YOUR OBJECTIVE
Your job is to report every line of the entries that has "content".

** GIVEN DATA follows **

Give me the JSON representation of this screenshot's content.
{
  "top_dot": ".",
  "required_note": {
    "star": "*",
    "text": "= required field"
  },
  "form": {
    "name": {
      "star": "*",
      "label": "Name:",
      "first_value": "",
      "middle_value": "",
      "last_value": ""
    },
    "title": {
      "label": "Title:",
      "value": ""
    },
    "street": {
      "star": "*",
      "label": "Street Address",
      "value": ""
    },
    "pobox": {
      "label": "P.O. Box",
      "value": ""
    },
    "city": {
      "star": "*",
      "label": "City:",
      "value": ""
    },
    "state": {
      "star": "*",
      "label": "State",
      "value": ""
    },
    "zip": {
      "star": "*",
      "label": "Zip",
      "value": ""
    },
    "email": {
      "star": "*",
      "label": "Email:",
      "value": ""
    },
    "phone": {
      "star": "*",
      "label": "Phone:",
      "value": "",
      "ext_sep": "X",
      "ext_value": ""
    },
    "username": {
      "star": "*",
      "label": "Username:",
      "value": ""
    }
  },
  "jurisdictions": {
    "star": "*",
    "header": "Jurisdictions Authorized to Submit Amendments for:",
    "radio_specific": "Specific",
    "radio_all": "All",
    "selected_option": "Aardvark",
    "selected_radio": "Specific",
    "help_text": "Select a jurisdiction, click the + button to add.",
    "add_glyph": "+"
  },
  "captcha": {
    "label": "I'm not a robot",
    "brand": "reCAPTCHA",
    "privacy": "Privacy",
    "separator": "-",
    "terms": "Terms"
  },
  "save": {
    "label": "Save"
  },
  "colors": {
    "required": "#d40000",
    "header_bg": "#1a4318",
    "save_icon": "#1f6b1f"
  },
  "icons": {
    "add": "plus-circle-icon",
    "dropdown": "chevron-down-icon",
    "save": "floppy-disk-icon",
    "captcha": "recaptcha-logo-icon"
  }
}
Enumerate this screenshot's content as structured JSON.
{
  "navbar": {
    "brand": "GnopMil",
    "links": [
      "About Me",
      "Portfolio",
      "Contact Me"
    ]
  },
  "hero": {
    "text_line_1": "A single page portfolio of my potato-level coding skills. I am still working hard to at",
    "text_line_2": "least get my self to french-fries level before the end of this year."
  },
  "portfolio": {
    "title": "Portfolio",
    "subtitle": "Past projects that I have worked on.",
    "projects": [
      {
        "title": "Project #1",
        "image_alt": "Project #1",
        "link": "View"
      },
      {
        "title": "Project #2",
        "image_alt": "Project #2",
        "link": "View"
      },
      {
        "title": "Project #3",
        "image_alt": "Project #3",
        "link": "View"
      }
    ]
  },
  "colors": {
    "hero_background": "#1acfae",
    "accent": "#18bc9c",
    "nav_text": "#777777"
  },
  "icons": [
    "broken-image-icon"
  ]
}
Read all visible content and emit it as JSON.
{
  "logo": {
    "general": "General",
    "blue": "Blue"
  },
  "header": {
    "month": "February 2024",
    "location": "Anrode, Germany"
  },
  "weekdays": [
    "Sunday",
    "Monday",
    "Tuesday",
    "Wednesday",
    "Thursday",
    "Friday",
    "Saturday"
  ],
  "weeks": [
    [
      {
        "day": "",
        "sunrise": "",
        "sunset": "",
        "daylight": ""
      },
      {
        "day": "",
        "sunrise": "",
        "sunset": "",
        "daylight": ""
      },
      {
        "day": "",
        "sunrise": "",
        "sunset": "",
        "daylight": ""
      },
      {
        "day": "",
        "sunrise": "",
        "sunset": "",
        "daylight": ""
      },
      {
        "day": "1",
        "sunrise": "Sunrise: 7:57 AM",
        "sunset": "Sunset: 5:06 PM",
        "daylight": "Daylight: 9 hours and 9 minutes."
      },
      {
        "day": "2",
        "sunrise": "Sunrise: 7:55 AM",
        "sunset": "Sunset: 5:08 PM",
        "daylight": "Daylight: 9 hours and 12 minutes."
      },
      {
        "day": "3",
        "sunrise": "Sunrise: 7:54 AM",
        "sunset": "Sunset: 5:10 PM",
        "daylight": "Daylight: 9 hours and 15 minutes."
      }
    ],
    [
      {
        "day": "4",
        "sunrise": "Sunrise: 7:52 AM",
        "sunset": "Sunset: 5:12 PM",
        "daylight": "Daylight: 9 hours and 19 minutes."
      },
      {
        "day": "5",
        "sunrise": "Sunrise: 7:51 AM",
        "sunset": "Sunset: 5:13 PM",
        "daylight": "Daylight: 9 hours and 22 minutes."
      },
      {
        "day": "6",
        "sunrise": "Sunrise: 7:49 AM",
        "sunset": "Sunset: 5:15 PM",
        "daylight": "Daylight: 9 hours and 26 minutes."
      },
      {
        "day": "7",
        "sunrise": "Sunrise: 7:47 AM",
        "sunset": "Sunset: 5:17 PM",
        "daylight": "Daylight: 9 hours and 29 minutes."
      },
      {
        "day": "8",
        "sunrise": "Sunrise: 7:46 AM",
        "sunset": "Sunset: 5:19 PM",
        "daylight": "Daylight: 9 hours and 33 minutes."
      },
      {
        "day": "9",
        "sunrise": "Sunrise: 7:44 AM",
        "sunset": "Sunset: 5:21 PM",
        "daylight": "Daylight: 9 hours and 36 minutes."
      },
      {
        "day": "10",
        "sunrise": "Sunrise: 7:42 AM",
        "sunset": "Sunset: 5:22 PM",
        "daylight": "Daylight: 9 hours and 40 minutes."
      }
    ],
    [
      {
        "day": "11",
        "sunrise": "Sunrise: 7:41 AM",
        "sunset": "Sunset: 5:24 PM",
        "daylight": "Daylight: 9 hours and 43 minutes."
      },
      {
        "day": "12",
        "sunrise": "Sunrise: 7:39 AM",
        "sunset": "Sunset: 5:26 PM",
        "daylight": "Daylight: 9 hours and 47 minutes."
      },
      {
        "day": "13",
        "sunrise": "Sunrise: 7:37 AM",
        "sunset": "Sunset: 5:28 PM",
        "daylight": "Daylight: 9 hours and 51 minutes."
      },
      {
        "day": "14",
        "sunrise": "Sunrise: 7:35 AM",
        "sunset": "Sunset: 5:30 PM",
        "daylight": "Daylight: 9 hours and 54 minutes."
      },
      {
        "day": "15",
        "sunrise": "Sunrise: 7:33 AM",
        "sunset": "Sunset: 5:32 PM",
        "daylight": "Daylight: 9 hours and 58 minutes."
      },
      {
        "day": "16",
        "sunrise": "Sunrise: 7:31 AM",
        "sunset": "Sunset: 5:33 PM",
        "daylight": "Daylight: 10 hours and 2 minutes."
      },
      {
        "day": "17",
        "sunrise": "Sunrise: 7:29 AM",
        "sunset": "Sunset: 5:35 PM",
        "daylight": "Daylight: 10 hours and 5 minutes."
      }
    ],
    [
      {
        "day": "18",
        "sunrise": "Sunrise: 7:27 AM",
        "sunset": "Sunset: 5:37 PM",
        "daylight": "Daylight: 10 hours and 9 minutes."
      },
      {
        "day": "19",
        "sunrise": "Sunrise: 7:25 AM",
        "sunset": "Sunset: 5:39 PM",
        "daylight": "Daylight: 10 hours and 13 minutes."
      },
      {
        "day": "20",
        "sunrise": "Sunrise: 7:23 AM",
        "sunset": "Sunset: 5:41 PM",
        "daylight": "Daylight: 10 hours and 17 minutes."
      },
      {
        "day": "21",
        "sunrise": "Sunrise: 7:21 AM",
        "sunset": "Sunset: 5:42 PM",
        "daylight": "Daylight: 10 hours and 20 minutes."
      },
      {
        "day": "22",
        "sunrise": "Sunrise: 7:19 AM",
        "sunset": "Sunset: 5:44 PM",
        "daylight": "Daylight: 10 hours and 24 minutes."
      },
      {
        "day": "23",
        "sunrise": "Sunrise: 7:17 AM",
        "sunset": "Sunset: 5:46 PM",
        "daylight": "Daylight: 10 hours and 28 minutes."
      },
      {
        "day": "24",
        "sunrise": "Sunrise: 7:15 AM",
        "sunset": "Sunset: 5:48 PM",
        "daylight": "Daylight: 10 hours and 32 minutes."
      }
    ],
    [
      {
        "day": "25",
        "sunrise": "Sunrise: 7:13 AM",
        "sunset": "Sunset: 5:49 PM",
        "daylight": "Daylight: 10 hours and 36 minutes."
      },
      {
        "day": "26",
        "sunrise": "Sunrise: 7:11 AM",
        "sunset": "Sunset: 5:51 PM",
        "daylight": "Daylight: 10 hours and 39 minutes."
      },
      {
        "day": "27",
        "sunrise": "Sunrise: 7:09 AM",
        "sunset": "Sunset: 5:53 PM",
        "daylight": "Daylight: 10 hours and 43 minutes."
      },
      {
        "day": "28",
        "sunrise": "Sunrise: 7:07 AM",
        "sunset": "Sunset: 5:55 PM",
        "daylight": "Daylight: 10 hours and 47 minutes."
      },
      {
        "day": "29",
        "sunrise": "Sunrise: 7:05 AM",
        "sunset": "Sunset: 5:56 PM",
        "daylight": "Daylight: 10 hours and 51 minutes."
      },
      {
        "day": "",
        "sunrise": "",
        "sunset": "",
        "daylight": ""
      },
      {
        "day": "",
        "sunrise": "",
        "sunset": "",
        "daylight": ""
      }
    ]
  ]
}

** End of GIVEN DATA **

RESPONSE AREA
Give me the JSON representation of this screenshot's content.
Enumerate this screenshot's content as structured JSON.
Read all visible content and emit it as JSON.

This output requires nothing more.